§ Required action: Select, from the data, each line where "this" occurs.
####
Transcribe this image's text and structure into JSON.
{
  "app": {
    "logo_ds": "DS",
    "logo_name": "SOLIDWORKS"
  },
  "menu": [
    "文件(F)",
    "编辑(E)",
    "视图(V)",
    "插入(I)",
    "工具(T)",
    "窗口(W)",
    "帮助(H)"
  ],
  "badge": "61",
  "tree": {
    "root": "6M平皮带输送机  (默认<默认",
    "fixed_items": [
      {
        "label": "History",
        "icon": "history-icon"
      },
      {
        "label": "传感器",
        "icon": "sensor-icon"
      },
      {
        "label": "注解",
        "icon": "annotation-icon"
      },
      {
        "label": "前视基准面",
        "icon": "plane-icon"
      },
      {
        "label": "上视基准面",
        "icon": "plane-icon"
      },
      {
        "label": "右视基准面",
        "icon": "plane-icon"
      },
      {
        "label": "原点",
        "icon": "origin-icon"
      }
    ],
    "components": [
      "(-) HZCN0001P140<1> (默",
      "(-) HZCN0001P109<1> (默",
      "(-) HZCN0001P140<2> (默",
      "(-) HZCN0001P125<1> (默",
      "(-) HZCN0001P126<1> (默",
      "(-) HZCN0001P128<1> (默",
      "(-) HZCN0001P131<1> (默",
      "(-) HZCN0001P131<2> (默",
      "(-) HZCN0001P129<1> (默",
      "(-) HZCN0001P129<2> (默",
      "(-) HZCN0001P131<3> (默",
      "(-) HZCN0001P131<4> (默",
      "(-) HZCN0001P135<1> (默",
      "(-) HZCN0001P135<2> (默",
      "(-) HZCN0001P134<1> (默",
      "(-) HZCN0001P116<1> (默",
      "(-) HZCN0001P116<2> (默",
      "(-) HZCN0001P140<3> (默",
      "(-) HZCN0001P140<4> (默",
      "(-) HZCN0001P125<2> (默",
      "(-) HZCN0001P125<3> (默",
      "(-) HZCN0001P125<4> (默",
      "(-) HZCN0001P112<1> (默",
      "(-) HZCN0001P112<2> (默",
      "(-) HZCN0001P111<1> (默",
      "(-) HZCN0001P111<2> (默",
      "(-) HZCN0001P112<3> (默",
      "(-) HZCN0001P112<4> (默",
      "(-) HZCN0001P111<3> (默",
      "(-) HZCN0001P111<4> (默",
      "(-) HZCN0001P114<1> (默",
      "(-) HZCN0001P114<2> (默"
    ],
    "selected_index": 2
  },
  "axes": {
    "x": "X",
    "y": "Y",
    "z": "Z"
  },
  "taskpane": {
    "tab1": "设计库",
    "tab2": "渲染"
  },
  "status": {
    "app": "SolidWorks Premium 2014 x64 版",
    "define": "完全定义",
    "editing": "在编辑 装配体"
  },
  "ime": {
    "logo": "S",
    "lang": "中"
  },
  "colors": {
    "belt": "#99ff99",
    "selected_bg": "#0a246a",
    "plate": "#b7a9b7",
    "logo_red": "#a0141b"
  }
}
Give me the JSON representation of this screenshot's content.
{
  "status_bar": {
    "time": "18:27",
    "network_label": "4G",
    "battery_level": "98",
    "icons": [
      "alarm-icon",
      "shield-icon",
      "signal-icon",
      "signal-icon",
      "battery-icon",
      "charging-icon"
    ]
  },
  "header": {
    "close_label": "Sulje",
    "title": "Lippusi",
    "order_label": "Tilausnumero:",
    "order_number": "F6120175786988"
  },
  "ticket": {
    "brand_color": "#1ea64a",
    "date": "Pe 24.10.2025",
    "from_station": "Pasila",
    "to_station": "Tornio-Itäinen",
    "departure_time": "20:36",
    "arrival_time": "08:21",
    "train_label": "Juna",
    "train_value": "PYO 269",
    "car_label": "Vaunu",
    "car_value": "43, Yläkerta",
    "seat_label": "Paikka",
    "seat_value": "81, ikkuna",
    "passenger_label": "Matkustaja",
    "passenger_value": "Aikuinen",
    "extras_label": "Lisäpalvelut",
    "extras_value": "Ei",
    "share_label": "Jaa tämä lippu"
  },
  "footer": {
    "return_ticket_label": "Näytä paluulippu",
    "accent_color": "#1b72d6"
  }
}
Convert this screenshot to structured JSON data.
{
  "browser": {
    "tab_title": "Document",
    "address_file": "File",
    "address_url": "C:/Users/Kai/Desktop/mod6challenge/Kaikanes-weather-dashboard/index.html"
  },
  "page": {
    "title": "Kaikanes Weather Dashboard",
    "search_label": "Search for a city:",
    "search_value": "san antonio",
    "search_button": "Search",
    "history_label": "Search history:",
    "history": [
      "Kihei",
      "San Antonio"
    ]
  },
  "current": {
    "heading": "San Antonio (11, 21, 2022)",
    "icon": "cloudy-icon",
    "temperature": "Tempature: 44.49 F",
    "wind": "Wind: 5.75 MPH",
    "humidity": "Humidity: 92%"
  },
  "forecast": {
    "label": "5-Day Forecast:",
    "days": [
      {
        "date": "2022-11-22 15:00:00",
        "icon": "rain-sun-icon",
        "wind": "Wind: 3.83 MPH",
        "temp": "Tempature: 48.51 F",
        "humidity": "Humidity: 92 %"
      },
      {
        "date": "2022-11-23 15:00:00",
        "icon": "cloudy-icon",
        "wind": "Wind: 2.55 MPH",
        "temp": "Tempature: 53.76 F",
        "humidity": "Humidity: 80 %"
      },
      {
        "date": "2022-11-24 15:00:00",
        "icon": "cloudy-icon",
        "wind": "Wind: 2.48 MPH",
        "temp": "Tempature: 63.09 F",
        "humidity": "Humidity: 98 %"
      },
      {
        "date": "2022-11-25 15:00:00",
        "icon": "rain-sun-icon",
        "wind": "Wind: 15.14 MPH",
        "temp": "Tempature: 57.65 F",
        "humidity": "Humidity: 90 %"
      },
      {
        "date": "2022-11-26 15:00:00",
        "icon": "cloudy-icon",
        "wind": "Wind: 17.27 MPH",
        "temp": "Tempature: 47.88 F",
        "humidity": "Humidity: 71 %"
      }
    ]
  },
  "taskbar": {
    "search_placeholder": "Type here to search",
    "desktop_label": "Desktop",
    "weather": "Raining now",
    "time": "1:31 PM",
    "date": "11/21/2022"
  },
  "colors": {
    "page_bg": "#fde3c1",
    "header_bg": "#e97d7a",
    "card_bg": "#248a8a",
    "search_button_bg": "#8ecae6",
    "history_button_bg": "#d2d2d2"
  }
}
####
§ Result below:
Transcribe this image's text and structure into JSON.
Give me the JSON representation of this screenshot's content.
Convert this screenshot to structured JSON data.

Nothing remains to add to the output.